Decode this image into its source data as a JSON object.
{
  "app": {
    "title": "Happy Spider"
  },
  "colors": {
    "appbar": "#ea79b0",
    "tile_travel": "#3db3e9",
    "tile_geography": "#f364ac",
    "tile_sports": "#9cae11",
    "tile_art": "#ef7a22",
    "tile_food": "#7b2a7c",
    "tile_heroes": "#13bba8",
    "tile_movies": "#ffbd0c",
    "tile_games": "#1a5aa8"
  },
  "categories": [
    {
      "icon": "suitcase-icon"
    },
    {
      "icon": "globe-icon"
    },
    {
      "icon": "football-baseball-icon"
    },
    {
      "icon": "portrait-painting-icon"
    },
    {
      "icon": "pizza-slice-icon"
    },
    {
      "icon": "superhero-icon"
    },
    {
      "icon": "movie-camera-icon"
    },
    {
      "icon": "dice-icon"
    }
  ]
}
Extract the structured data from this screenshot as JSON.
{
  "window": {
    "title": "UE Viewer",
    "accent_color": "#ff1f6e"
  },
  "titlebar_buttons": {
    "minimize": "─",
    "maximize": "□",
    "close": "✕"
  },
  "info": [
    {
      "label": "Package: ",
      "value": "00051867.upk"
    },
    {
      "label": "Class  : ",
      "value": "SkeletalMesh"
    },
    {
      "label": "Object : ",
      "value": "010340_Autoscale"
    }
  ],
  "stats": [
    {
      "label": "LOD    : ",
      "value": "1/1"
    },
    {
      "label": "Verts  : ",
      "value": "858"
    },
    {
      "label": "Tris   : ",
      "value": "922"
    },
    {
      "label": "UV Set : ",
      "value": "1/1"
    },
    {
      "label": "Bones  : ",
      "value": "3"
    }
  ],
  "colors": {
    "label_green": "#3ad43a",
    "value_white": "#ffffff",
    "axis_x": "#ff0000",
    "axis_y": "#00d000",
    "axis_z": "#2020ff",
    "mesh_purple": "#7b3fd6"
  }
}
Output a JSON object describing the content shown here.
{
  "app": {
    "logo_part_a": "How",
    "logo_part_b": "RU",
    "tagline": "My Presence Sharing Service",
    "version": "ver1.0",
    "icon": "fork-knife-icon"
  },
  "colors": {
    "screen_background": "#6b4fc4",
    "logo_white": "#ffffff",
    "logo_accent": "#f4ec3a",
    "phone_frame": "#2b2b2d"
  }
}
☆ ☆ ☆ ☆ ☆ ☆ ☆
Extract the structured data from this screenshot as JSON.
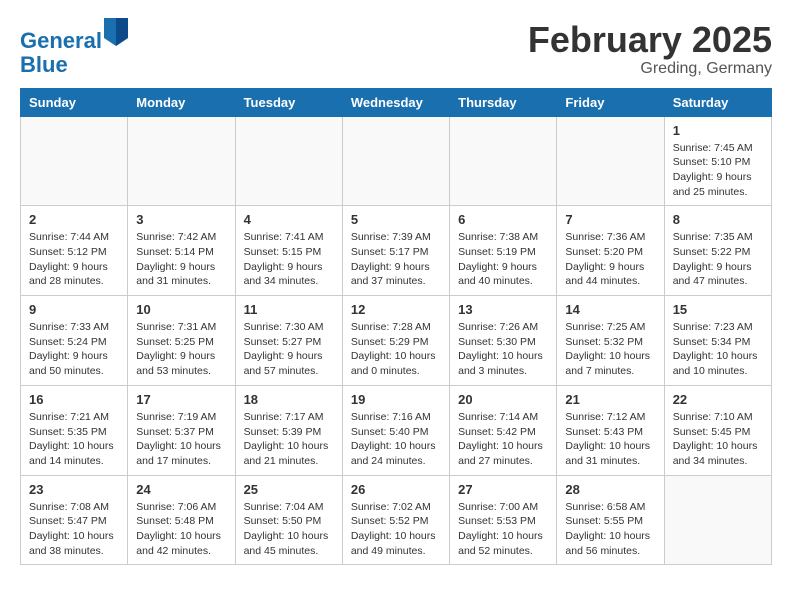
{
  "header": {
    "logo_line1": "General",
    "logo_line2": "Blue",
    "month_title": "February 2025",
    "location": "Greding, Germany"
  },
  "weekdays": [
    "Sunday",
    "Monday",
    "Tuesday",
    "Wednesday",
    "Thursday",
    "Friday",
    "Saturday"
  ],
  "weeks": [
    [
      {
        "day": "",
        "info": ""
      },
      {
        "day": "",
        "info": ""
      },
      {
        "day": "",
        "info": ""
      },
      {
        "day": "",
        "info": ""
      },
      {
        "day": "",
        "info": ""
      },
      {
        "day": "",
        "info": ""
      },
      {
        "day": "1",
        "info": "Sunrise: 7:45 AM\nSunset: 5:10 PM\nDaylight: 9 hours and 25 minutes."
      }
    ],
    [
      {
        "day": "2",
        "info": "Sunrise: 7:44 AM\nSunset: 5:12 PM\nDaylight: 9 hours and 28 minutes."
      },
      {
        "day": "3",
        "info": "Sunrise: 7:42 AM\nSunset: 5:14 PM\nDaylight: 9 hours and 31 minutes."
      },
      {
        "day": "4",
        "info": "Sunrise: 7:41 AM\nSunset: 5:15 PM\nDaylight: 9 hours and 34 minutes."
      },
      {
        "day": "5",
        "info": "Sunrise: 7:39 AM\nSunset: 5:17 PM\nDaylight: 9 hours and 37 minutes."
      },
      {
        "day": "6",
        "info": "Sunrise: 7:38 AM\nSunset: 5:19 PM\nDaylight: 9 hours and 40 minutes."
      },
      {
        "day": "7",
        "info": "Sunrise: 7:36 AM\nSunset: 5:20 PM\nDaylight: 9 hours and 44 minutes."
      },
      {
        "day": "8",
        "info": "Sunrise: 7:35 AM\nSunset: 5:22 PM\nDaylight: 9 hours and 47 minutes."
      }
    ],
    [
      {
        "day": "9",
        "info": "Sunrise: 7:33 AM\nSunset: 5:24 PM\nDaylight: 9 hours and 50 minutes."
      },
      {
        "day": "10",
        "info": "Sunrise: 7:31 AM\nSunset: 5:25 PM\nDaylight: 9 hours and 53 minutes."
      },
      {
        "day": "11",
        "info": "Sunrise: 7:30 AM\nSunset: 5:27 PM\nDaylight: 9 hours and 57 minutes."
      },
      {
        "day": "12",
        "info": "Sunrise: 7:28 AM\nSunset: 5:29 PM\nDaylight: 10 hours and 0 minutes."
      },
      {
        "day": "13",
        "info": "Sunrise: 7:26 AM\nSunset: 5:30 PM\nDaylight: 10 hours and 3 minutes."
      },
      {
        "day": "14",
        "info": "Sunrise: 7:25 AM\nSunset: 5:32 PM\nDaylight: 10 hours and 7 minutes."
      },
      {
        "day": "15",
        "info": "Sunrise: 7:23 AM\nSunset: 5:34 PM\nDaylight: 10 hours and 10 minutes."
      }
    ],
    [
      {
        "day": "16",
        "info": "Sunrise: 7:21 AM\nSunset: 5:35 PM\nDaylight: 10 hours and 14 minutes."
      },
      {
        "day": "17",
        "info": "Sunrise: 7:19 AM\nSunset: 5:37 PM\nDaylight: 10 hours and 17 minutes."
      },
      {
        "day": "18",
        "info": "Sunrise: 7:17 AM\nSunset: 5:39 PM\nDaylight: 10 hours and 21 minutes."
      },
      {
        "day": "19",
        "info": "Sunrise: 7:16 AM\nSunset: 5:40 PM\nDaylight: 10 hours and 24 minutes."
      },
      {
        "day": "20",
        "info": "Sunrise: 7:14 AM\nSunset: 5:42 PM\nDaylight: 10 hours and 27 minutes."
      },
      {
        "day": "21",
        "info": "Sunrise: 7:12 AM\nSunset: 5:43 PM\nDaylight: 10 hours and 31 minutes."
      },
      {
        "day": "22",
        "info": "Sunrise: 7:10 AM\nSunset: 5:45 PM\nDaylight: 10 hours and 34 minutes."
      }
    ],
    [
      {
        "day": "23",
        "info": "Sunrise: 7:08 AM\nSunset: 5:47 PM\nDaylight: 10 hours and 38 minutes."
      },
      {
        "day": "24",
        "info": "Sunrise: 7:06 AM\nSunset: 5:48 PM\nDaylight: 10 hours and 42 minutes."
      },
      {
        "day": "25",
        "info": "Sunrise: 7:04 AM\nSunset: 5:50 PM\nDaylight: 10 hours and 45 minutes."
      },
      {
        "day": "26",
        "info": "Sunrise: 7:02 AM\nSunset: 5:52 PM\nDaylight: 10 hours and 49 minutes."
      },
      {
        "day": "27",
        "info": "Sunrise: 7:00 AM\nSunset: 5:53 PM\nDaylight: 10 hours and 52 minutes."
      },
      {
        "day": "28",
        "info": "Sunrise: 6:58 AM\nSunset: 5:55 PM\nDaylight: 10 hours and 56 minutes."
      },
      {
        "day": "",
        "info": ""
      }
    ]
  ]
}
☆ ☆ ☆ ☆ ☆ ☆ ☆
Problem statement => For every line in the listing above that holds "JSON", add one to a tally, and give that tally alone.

Reply => 4